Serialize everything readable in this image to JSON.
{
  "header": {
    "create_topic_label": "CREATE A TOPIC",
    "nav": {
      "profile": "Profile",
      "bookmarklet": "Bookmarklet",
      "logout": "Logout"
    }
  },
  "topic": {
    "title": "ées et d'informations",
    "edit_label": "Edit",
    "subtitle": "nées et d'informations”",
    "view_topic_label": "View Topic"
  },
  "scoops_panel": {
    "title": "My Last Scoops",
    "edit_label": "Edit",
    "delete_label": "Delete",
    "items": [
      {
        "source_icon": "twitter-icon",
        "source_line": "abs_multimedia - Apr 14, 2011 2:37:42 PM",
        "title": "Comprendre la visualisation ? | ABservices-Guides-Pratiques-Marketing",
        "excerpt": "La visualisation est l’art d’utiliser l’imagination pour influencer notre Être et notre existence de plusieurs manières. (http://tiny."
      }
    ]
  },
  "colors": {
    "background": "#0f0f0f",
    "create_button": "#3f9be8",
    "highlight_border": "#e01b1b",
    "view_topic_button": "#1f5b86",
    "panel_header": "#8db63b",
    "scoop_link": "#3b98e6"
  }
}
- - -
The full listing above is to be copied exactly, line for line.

(Answer area)
Serialize everything readable in this image to JSON.
{
  "header": {
    "create_topic_label": "CREATE A TOPIC",
    "nav": {
      "profile": "Profile",
      "bookmarklet": "Bookmarklet",
      "logout": "Logout"
    }
  },
  "topic": {
    "title": "ées et d'informations",
    "edit_label": "Edit",
    "subtitle": "nées et d'informations”",
    "view_topic_label": "View Topic"
  },
  "scoops_panel": {
    "title": "My Last Scoops",
    "edit_label": "Edit",
    "delete_label": "Delete",
    "items": [
      {
        "source_icon": "twitter-icon",
        "source_line": "abs_multimedia - Apr 14, 2011 2:37:42 PM",
        "title": "Comprendre la visualisation ? | ABservices-Guides-Pratiques-Marketing",
        "excerpt": "La visualisation est l’art d’utiliser l’imagination pour influencer notre Être et notre existence de plusieurs manières. (http://tiny."
      }
    ]
  },
  "colors": {
    "background": "#0f0f0f",
    "create_button": "#3f9be8",
    "highlight_border": "#e01b1b",
    "view_topic_button": "#1f5b86",
    "panel_header": "#8db63b",
    "scoop_link": "#3b98e6"
  }
}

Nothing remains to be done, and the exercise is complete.